Step 1

It starts with a trip
to your doctor

to see if EVO ICL (EVO) is right for you.

Step 2


Your eyes are examined and precisely measured by your doctor to ensure each EVO lens is suited to your eye's personal characteristics.

Step 3

the lenses

The doctor uses EVO lens software to assist in calculating, selecting, and ordering the proper customized lens.

Step 4

of Collamer®

a soft, flexible and biocompatible material, unique to STAAR, is selected for you.

Step 5

the lens

Next, it’s made into the shape of the EVO lens.

Step 6

milling arm

A precision milling arm is used to cut each lens to its exact specifications.

Step 7

and polished

Then it is handcrafted and polished, tumbled and hydrated until it is exactly right.

Step 8

Rigorous testing
and inspection

Finally, each EVO lens undergoes rigorous testing and inspection to meet our premium standards.

Step 9

to the doctor

The lenses are delivered to the doctor who has ordered them.

Step 10

of the lens

The personalized EVO lenses are implanted by your doctor.

Step 11


An evolution
in visual freedom

ICLs have been around for over 20 years and over 2 million lenses have been distributed worldwide. 99.4% of patients surveyed said they would have the procedure again.¹

Jj testimonial page mobile

Joe Jonas

Joe Jonas dreamed of a day where he could live life uninhibited by his nearsightedness. Joe had the EVO procedure to correct his distance vision. See his story on how he broke free from the hassles of contacts and glasses.

Prêt à découvrir la liberté visuelle grâce à EVO ICL? Trouver un médecin aujourd’hui

Informations importantes sur la sécurité

The EVO/EVO+ ICLs are indicated for patients who are 21 to 60 years of age and are available in spherical powers ranging from -3.0 D to -18.0 D for the correction/reduction of myopia with or without a cylinder power range from 1.0 D to 6.0 D. The hyperopic ICLs are indicated for patients who are 21 to 45 years of age and are available in powers ranging from +3.0 D to +10.0 D for the correction/reduction of hyperopia. In order to be sure that your surgeon will use an ICL with the most adequate power for your eye, your nearsightedness, farsightedness and astigmatism should be stable for at least a year before undergoing eye surgery.
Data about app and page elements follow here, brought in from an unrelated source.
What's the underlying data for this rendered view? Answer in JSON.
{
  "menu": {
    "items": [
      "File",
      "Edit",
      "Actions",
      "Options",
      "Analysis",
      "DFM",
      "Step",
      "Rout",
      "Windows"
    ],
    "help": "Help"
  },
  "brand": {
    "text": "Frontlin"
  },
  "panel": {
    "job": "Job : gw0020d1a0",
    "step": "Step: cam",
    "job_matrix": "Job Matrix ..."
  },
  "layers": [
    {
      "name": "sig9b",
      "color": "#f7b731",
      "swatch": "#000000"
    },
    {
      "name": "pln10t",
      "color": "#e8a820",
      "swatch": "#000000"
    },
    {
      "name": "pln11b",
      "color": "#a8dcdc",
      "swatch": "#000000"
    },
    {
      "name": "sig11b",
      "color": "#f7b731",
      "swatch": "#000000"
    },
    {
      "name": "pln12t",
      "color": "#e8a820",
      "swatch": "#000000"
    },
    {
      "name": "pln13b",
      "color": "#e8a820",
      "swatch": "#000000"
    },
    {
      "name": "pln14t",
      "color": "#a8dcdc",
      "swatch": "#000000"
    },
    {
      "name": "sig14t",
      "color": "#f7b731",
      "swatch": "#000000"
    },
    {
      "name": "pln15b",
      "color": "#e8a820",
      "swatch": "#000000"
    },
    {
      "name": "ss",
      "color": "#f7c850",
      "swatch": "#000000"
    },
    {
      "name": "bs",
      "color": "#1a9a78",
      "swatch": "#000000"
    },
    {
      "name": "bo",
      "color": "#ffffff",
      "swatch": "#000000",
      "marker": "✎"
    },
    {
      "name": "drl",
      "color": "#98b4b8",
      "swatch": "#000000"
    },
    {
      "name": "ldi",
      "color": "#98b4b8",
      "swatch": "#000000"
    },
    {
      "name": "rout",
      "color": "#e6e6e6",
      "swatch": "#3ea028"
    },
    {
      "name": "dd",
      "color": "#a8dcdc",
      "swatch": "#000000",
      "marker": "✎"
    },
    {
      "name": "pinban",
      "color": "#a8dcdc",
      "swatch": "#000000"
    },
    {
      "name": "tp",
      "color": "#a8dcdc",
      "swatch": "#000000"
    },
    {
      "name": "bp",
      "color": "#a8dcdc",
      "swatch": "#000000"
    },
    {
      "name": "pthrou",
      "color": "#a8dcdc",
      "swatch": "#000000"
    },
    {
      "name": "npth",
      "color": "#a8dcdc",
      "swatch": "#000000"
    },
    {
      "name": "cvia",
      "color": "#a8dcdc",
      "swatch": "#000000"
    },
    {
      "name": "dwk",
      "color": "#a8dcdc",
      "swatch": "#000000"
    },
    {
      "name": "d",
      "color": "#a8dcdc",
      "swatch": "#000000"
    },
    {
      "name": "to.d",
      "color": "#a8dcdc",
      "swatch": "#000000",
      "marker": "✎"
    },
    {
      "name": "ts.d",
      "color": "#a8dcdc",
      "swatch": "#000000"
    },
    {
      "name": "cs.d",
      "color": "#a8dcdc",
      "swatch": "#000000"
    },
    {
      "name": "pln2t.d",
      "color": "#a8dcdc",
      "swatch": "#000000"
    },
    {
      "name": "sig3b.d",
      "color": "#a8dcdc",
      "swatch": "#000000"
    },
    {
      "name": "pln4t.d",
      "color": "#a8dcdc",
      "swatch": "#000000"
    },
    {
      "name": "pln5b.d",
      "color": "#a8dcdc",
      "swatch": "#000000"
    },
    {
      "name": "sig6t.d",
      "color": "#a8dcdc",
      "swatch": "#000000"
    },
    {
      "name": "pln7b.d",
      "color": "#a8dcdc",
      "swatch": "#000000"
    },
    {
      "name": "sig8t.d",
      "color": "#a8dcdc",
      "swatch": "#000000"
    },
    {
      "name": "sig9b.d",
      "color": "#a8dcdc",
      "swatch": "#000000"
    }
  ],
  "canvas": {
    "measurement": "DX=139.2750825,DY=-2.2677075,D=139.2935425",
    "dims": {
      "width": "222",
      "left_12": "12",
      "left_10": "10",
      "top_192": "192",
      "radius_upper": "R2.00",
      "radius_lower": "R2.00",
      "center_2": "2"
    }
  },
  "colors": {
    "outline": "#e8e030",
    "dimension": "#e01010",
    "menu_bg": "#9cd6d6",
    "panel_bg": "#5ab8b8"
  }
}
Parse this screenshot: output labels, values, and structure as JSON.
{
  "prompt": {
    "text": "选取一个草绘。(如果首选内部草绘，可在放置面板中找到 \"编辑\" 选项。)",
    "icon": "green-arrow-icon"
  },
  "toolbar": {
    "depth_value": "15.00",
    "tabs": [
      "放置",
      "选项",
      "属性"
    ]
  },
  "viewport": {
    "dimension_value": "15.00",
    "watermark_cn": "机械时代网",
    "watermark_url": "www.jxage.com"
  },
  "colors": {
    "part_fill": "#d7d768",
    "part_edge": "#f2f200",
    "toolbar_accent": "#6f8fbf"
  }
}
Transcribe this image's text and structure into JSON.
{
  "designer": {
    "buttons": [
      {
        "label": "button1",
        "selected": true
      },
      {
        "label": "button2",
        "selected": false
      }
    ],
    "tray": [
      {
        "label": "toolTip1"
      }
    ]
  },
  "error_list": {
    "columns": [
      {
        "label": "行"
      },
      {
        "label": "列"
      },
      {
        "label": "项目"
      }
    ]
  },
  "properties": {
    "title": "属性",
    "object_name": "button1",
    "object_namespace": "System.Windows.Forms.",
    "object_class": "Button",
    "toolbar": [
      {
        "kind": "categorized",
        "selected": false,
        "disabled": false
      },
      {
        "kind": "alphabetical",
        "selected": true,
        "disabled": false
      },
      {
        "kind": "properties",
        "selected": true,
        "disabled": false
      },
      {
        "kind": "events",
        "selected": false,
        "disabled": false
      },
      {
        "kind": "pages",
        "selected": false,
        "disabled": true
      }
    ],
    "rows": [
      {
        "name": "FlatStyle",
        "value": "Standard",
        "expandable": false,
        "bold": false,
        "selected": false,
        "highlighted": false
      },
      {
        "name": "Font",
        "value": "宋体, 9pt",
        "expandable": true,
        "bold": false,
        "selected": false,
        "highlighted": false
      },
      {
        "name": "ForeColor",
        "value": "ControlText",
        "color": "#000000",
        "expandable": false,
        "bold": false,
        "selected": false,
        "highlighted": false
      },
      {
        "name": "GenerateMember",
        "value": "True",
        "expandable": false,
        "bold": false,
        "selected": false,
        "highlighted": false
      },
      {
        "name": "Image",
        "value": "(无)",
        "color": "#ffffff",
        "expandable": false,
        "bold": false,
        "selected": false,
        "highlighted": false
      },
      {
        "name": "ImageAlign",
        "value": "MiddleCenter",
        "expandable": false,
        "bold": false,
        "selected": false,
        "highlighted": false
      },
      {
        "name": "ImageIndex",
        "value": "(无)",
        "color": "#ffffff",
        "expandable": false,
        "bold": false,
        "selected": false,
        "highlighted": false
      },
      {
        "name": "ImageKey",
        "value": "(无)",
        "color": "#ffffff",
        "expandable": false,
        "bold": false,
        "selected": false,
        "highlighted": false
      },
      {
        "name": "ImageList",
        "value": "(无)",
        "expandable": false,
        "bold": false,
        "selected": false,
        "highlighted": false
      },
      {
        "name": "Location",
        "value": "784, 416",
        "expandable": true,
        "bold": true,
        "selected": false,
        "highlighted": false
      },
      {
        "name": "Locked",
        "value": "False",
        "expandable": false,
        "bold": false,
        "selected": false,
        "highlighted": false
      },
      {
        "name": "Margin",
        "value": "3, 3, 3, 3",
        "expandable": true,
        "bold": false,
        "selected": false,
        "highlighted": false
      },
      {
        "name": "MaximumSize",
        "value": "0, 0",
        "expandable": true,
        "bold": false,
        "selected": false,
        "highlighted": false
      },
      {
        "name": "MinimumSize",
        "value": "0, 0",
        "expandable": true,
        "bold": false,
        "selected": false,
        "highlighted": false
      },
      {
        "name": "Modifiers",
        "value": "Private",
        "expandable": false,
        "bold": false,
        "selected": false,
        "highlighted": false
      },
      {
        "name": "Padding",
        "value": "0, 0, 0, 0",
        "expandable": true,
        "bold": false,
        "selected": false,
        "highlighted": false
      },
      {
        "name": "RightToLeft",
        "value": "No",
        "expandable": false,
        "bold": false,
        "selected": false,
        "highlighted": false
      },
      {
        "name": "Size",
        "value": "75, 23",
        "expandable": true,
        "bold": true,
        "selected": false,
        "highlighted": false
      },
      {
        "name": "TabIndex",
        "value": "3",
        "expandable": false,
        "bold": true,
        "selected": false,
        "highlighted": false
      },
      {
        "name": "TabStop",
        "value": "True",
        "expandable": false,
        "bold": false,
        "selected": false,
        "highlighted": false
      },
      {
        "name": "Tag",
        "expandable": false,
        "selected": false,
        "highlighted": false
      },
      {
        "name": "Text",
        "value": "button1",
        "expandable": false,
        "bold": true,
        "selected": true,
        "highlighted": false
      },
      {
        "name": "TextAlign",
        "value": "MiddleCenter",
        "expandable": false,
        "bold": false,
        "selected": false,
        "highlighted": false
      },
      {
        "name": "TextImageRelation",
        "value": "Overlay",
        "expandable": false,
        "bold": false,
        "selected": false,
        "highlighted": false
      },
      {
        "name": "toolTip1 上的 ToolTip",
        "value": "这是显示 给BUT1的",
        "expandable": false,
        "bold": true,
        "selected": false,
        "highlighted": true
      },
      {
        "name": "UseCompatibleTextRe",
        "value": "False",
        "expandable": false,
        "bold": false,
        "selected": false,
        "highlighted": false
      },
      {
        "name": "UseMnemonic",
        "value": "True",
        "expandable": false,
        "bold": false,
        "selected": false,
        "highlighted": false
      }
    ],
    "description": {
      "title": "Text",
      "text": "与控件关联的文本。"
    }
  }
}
ICL surgery may improve your vision without eyeglasses or contact lenses. ICL surgery does not eliminate the need for reading glasses, even if you have never worn them before. ICL represents an alternative to other refractive surgeries including, laser assisted in situ keratomileusis (LASIK), photorefractive keratectomy (PRK), incisional surgeries, or other means to correct your vision such as contact lenses and eye glasses. Implantation of an ICL is a surgical procedure, and as such, carries potentially serious risks. The following represent potential complications/ adverse reactions reported in conjunction with refractive surgery in general: additional surgeries, cataract formation, loss of best corrected vision, raised pressure inside the eye, loss of cells on the innermost surface of the cornea, conjunctiva I irritation, acute corneal swelling, persistent corneal swelling, endophthalmitis (total eye infection), significant glare and/or halos around lights, hyphaema (blood in the eye), hypopyon (pus in the eye), eye infection, ICL dislocation, macular oedema, non-reactive pupil, pupillary block glaucoma, severe inflammation of the eye, iritis, uveitis, vitreous loss and corneal transplant. Before considering ICL surgery you should have a complete eye examination and talk with your eye care professional about ICL surgery, especially the potential benefits, risks, and complications. You should discuss the time needed for healing after surgery.



1. Patient Survey, STAAR Surgical ICL Data Registry, 2018

2. Sanders D. Vukich JA. Comparison of implantable collamer lens (ICL) and laser-assisted in situ keratomileusis (LASIK) for Low Myopia. Cornea. 2006 Dec; 25(10):1139-46. Patient Survey, STAAR Surgical ICL Data Registry, 2018

3. Naves, J.S. Carracedo, G. Cacho-Babillo, I. Diadenosine Nucleotid Measurements as Dry-Eye Score in Patients After LASIK and ICL Surgery. Presented at American Society of Cataract and Refractive Surgery (ASCRS) 2012.

4. Shoja, MR. Besharati, MR. Dry eye after LASIK for myopia: Incidence and risk factors. European Journal of Ophthalmology. 2007; 17(1): pp. 1-6.

5a. Lee, Jae Bum et al. Comparison of tear secretion and tear film instability after photorefractive keratectomy and laser in situ keratomileusis. Journal of Cataract & Refractive Surgery , Volume 26 , Issue 9 , 1326 - 1331.

5b. Parkhurst, G. Psolka, M. Kezirian, G. Phakic intraocular lens implantantion in United States military warfighters: A retrospective analysis of early clinical outcomes of the Visian ICL. J Refract Surg. 2011;27(7):473-481.

*American Refractive Surgery Council